(Dataset rows for apps and sites)
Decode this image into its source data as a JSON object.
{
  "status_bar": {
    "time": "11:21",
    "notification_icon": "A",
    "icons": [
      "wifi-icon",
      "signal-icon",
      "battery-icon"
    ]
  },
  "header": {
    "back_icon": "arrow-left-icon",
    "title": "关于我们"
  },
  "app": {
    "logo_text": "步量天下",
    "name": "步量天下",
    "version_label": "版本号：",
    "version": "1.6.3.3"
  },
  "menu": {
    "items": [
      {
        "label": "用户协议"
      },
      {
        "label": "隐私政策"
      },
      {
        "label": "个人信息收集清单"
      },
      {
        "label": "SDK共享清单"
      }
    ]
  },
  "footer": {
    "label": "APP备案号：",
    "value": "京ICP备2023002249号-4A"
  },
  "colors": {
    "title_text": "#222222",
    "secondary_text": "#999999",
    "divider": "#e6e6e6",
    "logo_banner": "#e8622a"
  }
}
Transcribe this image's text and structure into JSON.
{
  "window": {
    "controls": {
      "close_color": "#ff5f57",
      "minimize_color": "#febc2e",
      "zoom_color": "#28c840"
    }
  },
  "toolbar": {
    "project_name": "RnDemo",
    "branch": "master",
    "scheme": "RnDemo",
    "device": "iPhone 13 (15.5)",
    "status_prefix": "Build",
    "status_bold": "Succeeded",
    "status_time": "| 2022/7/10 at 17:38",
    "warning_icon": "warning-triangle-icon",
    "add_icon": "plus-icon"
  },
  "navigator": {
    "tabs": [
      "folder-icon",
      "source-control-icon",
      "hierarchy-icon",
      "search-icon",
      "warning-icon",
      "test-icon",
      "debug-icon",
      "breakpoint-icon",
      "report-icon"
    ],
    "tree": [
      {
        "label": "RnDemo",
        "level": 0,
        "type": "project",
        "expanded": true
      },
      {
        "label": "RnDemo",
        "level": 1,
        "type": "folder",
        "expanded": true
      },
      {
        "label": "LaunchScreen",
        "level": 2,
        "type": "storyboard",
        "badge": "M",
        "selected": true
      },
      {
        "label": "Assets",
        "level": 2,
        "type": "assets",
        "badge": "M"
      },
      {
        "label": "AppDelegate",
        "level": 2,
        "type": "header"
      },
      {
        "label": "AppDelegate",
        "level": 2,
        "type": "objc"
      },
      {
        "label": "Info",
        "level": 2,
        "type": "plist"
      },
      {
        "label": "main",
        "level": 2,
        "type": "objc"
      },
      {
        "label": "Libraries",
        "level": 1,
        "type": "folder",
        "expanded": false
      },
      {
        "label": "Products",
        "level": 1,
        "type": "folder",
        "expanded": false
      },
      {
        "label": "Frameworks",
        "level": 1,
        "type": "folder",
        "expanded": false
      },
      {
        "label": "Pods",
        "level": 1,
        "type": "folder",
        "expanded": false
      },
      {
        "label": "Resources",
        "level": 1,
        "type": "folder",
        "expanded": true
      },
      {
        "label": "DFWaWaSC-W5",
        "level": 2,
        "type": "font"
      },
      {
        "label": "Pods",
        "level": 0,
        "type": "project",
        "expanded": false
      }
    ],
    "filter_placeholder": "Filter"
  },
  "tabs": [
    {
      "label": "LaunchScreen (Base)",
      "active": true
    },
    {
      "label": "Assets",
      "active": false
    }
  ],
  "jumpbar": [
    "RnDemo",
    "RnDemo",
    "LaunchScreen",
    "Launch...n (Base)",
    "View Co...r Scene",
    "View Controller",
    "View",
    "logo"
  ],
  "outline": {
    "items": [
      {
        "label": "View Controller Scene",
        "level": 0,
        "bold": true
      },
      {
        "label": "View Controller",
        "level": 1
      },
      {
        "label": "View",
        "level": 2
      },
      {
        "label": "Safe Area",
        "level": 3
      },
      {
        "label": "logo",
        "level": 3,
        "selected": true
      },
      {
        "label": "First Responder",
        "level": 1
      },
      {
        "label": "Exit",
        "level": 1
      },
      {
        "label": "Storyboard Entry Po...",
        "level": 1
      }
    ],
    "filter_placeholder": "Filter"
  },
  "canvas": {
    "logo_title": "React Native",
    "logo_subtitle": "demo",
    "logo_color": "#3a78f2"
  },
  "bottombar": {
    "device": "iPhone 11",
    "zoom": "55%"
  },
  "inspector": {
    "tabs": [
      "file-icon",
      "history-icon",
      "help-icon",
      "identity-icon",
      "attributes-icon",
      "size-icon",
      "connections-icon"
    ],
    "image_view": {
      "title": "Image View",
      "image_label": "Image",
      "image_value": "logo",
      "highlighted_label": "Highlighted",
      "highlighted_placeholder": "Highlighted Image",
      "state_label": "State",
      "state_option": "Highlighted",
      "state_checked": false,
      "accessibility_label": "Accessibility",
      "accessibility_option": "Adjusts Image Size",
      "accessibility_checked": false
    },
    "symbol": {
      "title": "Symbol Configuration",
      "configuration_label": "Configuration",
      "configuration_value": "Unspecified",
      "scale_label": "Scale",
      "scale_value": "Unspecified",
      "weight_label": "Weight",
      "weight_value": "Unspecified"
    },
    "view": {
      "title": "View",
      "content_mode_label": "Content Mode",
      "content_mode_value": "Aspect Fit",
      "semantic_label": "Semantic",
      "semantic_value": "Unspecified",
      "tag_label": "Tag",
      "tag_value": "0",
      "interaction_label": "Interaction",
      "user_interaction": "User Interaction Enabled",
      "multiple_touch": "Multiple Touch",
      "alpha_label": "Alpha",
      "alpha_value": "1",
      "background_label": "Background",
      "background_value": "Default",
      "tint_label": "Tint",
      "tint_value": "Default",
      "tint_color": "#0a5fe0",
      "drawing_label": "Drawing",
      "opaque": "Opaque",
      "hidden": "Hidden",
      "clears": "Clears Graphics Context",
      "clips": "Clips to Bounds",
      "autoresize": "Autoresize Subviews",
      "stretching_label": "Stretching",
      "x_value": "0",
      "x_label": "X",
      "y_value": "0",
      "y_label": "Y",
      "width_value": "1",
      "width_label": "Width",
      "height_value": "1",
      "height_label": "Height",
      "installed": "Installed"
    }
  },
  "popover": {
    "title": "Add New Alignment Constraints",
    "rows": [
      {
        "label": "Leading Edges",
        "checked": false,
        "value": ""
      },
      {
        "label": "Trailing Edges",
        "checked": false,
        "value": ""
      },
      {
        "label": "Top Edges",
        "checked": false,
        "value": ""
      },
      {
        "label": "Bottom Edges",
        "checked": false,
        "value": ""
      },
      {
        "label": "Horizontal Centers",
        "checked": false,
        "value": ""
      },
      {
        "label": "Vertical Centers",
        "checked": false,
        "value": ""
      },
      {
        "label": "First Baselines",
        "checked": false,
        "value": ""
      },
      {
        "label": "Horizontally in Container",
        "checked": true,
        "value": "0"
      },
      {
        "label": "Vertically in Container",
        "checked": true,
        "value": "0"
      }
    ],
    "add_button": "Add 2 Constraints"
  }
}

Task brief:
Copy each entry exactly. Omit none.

Answer to this problem:
Decode this image into its source data as a JSON object.
{
  "status_bar": {
    "time": "11:21",
    "notification_icon": "A",
    "icons": [
      "wifi-icon",
      "signal-icon",
      "battery-icon"
    ]
  },
  "header": {
    "back_icon": "arrow-left-icon",
    "title": "关于我们"
  },
  "app": {
    "logo_text": "步量天下",
    "name": "步量天下",
    "version_label": "版本号：",
    "version": "1.6.3.3"
  },
  "menu": {
    "items": [
      {
        "label": "用户协议"
      },
      {
        "label": "隐私政策"
      },
      {
        "label": "个人信息收集清单"
      },
      {
        "label": "SDK共享清单"
      }
    ]
  },
  "footer": {
    "label": "APP备案号：",
    "value": "京ICP备2023002249号-4A"
  },
  "colors": {
    "title_text": "#222222",
    "secondary_text": "#999999",
    "divider": "#e6e6e6",
    "logo_banner": "#e8622a"
  }
}
Transcribe this image's text and structure into JSON.
{
  "window": {
    "controls": {
      "close_color": "#ff5f57",
      "minimize_color": "#febc2e",
      "zoom_color": "#28c840"
    }
  },
  "toolbar": {
    "project_name": "RnDemo",
    "branch": "master",
    "scheme": "RnDemo",
    "device": "iPhone 13 (15.5)",
    "status_prefix": "Build",
    "status_bold": "Succeeded",
    "status_time": "| 2022/7/10 at 17:38",
    "warning_icon": "warning-triangle-icon",
    "add_icon": "plus-icon"
  },
  "navigator": {
    "tabs": [
      "folder-icon",
      "source-control-icon",
      "hierarchy-icon",
      "search-icon",
      "warning-icon",
      "test-icon",
      "debug-icon",
      "breakpoint-icon",
      "report-icon"
    ],
    "tree": [
      {
        "label": "RnDemo",
        "level": 0,
        "type": "project",
        "expanded": true
      },
      {
        "label": "RnDemo",
        "level": 1,
        "type": "folder",
        "expanded": true
      },
      {
        "label": "LaunchScreen",
        "level": 2,
        "type": "storyboard",
        "badge": "M",
        "selected": true
      },
      {
        "label": "Assets",
        "level": 2,
        "type": "assets",
        "badge": "M"
      },
      {
        "label": "AppDelegate",
        "level": 2,
        "type": "header"
      },
      {
        "label": "AppDelegate",
        "level": 2,
        "type": "objc"
      },
      {
        "label": "Info",
        "level": 2,
        "type": "plist"
      },
      {
        "label": "main",
        "level": 2,
        "type": "objc"
      },
      {
        "label": "Libraries",
        "level": 1,
        "type": "folder",
        "expanded": false
      },
      {
        "label": "Products",
        "level": 1,
        "type": "folder",
        "expanded": false
      },
      {
        "label": "Frameworks",
        "level": 1,
        "type": "folder",
        "expanded": false
      },
      {
        "label": "Pods",
        "level": 1,
        "type": "folder",
        "expanded": false
      },
      {
        "label": "Resources",
        "level": 1,
        "type": "folder",
        "expanded": true
      },
      {
        "label": "DFWaWaSC-W5",
        "level": 2,
        "type": "font"
      },
      {
        "label": "Pods",
        "level": 0,
        "type": "project",
        "expanded": false
      }
    ],
    "filter_placeholder": "Filter"
  },
  "tabs": [
    {
      "label": "LaunchScreen (Base)",
      "active": true
    },
    {
      "label": "Assets",
      "active": false
    }
  ],
  "jumpbar": [
    "RnDemo",
    "RnDemo",
    "LaunchScreen",
    "Launch...n (Base)",
    "View Co...r Scene",
    "View Controller",
    "View",
    "logo"
  ],
  "outline": {
    "items": [
      {
        "label": "View Controller Scene",
        "level": 0,
        "bold": true
      },
      {
        "label": "View Controller",
        "level": 1
      },
      {
        "label": "View",
        "level": 2
      },
      {
        "label": "Safe Area",
        "level": 3
      },
      {
        "label": "logo",
        "level": 3,
        "selected": true
      },
      {
        "label": "First Responder",
        "level": 1
      },
      {
        "label": "Exit",
        "level": 1
      },
      {
        "label": "Storyboard Entry Po...",
        "level": 1
      }
    ],
    "filter_placeholder": "Filter"
  },
  "canvas": {
    "logo_title": "React Native",
    "logo_subtitle": "demo",
    "logo_color": "#3a78f2"
  },
  "bottombar": {
    "device": "iPhone 11",
    "zoom": "55%"
  },
  "inspector": {
    "tabs": [
      "file-icon",
      "history-icon",
      "help-icon",
      "identity-icon",
      "attributes-icon",
      "size-icon",
      "connections-icon"
    ],
    "image_view": {
      "title": "Image View",
      "image_label": "Image",
      "image_value": "logo",
      "highlighted_label": "Highlighted",
      "highlighted_placeholder": "Highlighted Image",
      "state_label": "State",
      "state_option": "Highlighted",
      "state_checked": false,
      "accessibility_label": "Accessibility",
      "accessibility_option": "Adjusts Image Size",
      "accessibility_checked": false
    },
    "symbol": {
      "title": "Symbol Configuration",
      "configuration_label": "Configuration",
      "configuration_value": "Unspecified",
      "scale_label": "Scale",
      "scale_value": "Unspecified",
      "weight_label": "Weight",
      "weight_value": "Unspecified"
    },
    "view": {
      "title": "View",
      "content_mode_label": "Content Mode",
      "content_mode_value": "Aspect Fit",
      "semantic_label": "Semantic",
      "semantic_value": "Unspecified",
      "tag_label": "Tag",
      "tag_value": "0",
      "interaction_label": "Interaction",
      "user_interaction": "User Interaction Enabled",
      "multiple_touch": "Multiple Touch",
      "alpha_label": "Alpha",
      "alpha_value": "1",
      "background_label": "Background",
      "background_value": "Default",
      "tint_label": "Tint",
      "tint_value": "Default",
      "tint_color": "#0a5fe0",
      "drawing_label": "Drawing",
      "opaque": "Opaque",
      "hidden": "Hidden",
      "clears": "Clears Graphics Context",
      "clips": "Clips to Bounds",
      "autoresize": "Autoresize Subviews",
      "stretching_label": "Stretching",
      "x_value": "0",
      "x_label": "X",
      "y_value": "0",
      "y_label": "Y",
      "width_value": "1",
      "width_label": "Width",
      "height_value": "1",
      "height_label": "Height",
      "installed": "Installed"
    }
  },
  "popover": {
    "title": "Add New Alignment Constraints",
    "rows": [
      {
        "label": "Leading Edges",
        "checked": false,
        "value": ""
      },
      {
        "label": "Trailing Edges",
        "checked": false,
        "value": ""
      },
      {
        "label": "Top Edges",
        "checked": false,
        "value": ""
      },
      {
        "label": "Bottom Edges",
        "checked": false,
        "value": ""
      },
      {
        "label": "Horizontal Centers",
        "checked": false,
        "value": ""
      },
      {
        "label": "Vertical Centers",
        "checked": false,
        "value": ""
      },
      {
        "label": "First Baselines",
        "checked": false,
        "value": ""
      },
      {
        "label": "Horizontally in Container",
        "checked": true,
        "value": "0"
      },
      {
        "label": "Vertically in Container",
        "checked": true,
        "value": "0"
      }
    ],
    "add_button": "Add 2 Constraints"
  }
}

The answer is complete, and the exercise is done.